By Lori Hanson
Last month I received an email from Avery Books asking me if I would be willing to review Monica Seles’ new book. A huge tennis fan with memories of when Monica hit the scene I quickly agreed. When I saw Monica on Dancing With the Stars last fall I was struck by how great she looked. I was so happy to see her looking healthy and happy. But although I remember her “getting heavier” I had no idea she had struggled with an eating disorder.
Monica’s book has two great angles. One, she provides a very detailed, real view into the life of a tennis pro. The travel, the competition, the preparation, the pace. As she recounts different matches and wins I remember watching them. As someone who’s watched tennis for years it was fascinating to read about the inside of the sport. But the other story in her book is about a person no different than you or me. A person who suffered with a lack of control over food because of unresolved emotional issues tied to her stabbing and her father’s death from cancer. The message that oozes from this book validates the theory that having money doesn’t provide happiness.

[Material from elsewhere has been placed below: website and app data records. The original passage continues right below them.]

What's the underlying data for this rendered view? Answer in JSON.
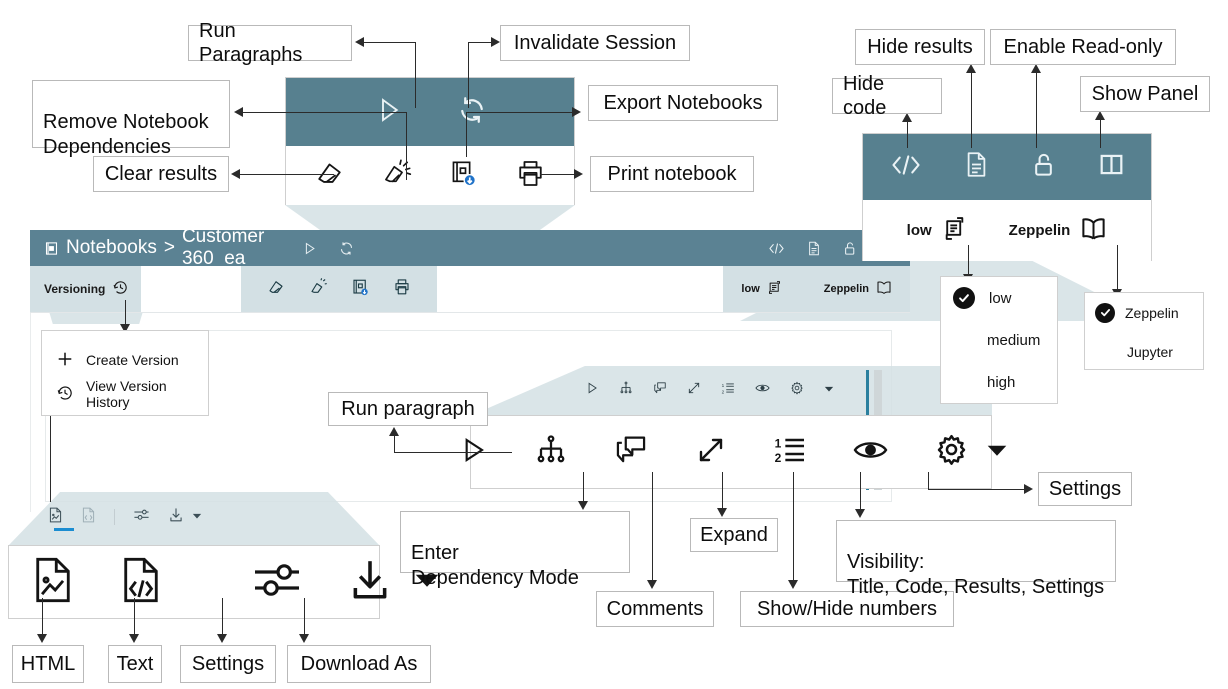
{
  "app": {
    "breadcrumb_root": "Notebooks",
    "breadcrumb_sep": ">",
    "notebook_name": "Customer 360_ea",
    "versioning_label": "Versioning",
    "interpreter_value": "low",
    "notebook_format_value": "Zeppelin"
  },
  "callouts": {
    "run_paragraphs": "Run Paragraphs",
    "invalidate_session": "Invalidate Session",
    "remove_notebook_dependencies": "Remove Notebook\nDependencies",
    "export_notebooks": "Export Notebooks",
    "clear_results": "Clear results",
    "print_notebook": "Print notebook",
    "hide_code": "Hide code",
    "hide_results": "Hide results",
    "enable_read_only": "Enable Read-only",
    "show_panel": "Show Panel",
    "run_paragraph": "Run paragraph",
    "enter_dependency_mode": "Enter\nDependency Mode",
    "comments": "Comments",
    "expand": "Expand",
    "show_hide_numbers": "Show/Hide numbers",
    "visibility": "Visibility:\nTitle, Code, Results, Settings",
    "settings": "Settings",
    "html": "HTML",
    "text": "Text",
    "settings_tab": "Settings",
    "download_as": "Download As"
  },
  "version_menu": {
    "items": [
      {
        "label": "Create Version",
        "icon": "plus-icon"
      },
      {
        "label": "View Version History",
        "icon": "history-clock-icon"
      }
    ]
  },
  "interpreter_menu": {
    "items": [
      {
        "label": "low",
        "selected": true
      },
      {
        "label": "medium",
        "selected": false
      },
      {
        "label": "high",
        "selected": false
      }
    ]
  },
  "format_menu": {
    "items": [
      {
        "label": "Zeppelin",
        "selected": true
      },
      {
        "label": "Jupyter",
        "selected": false
      }
    ]
  },
  "toolbars": {
    "notebook_main": [
      {
        "name": "run-paragraphs-icon",
        "label": "Run Paragraphs"
      },
      {
        "name": "invalidate-session-icon",
        "label": "Invalidate Session"
      },
      {
        "name": "clear-results-icon",
        "label": "Clear results"
      },
      {
        "name": "remove-dependencies-icon",
        "label": "Remove Notebook Dependencies"
      },
      {
        "name": "export-notebooks-icon",
        "label": "Export Notebooks"
      },
      {
        "name": "print-notebook-icon",
        "label": "Print notebook"
      }
    ],
    "notebook_right": [
      {
        "name": "hide-code-icon",
        "label": "Hide code"
      },
      {
        "name": "hide-results-icon",
        "label": "Hide results"
      },
      {
        "name": "enable-read-only-icon",
        "label": "Enable Read-only"
      },
      {
        "name": "show-panel-icon",
        "label": "Show Panel"
      }
    ],
    "paragraph": [
      {
        "name": "run-paragraph-icon",
        "label": "Run paragraph"
      },
      {
        "name": "dependency-mode-icon",
        "label": "Enter Dependency Mode"
      },
      {
        "name": "comments-icon",
        "label": "Comments"
      },
      {
        "name": "expand-icon",
        "label": "Expand"
      },
      {
        "name": "show-hide-numbers-icon",
        "label": "Show/Hide numbers"
      },
      {
        "name": "visibility-icon",
        "label": "Visibility"
      },
      {
        "name": "settings-gear-icon",
        "label": "Settings"
      }
    ],
    "result_tabs": [
      {
        "name": "html-view-icon",
        "label": "HTML"
      },
      {
        "name": "text-view-icon",
        "label": "Text"
      },
      {
        "name": "settings-sliders-icon",
        "label": "Settings"
      },
      {
        "name": "download-as-icon",
        "label": "Download As"
      }
    ]
  },
  "colors": {
    "header_teal": "#5b8293",
    "panel_tint": "#d3e0e4",
    "accent_blue": "#1b8dd1",
    "badge_blue": "#1f72c8",
    "label_border": "#b9b9b9"
  }
}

Monica recounts the early years following her father and brother to a tennis court and falling in love with the sport. She details the commitment and choices made at any early age to come to America to study her craft. Close to her parents, being in America without them was incredibly difficult for her at the tender age of 13. But to her surprise, when she called to tell her parents she couldn’t continue alone, they came to America to join her. Her father was her coach and they had an incredibly close relationship.
Monica’s world was rocked, when at the top of her game she was stabbed by a star crazed fan of Steffi Graf’s. She came back from the physical scars, but the emotional scars ran deep. While she was working on her come back her father was diagnosed with cancer. Her father’s battle with cancer and untimely death hit her hard and made it difficult for her to bounce back.
Monica turned to food as her solace. She shares her escapades of living on the road and cleaning out the mini bar’s in hotel rooms. Hiring training teams to help her get back in shape, and after full day workouts bingeing in the evening and totally canceling out the efforts of her day. What’s so down to earth is that Monica struggled over and over and as much as she longed to lose the weight and regain her dominance on the tour could not contain her binge eating to get back in the physical shape required to compete as the game’s best.
She couldn’t find the connection she needed to calm her. She met with a therapist, but wasn’t able to process her issues with him. She describes the grueling pace of being on tour (being at home for a month was a luxury). It wasn’t until she sustained a foot inquiry that kept her from tour for over a year that she started to connect with and process her grief over her father’s death. Once she slowed down and started to explore life outside tennis she finally started to connect with her inner self and the desperation and obsession to eat started to subside. Since she couldn’t play tennis she was forced to look at who she really was. As the pace slowed, so did her intake of food. With an exposure to yoga and journaling she began to identify with her feelings and most importantly – once she changed her focus from her obsession about losing the weight, she started to lose it. Effortlessly.
Monica’s book provides hope and inspiration for women and men everywhere who have struggled with their weight. No matter how many pounds, no matter how long, you can gain the victory of weight issues. She provides huge inspiration by finding her self, by herself after years of struggle and hiring people to “fix” and babysit her. In the end, Monica scored bid and learned to LOVE herself.
I’ve written and spoken often about the power of the sub-conscious mind. It is demonstrated throughout Monica’s book in both winning and losing tennis matches and fighting the battle of her weight. Whatever you focus on is what will manifest in your life. When all your time and energy is focused on how awful you look and feel, you’ll continue to look and feel awful. When you shift your focus to something positive and explore new things, you find you won’t have to diet or try to control things to change your body and weight. It was the same for me in my recovery from bulimia.
I’d love to hear your comments about Monica’s book and her experience. And any success stories you have about learning to love yourself. We are in an age when slowing down isn’t the norm. Everyone is racing through life on auto pilot attached to a piece of technology that never gets shut off. How and when do you slow down, how can you Learn2Balance your life, like Monica did? Get the information to get you started today.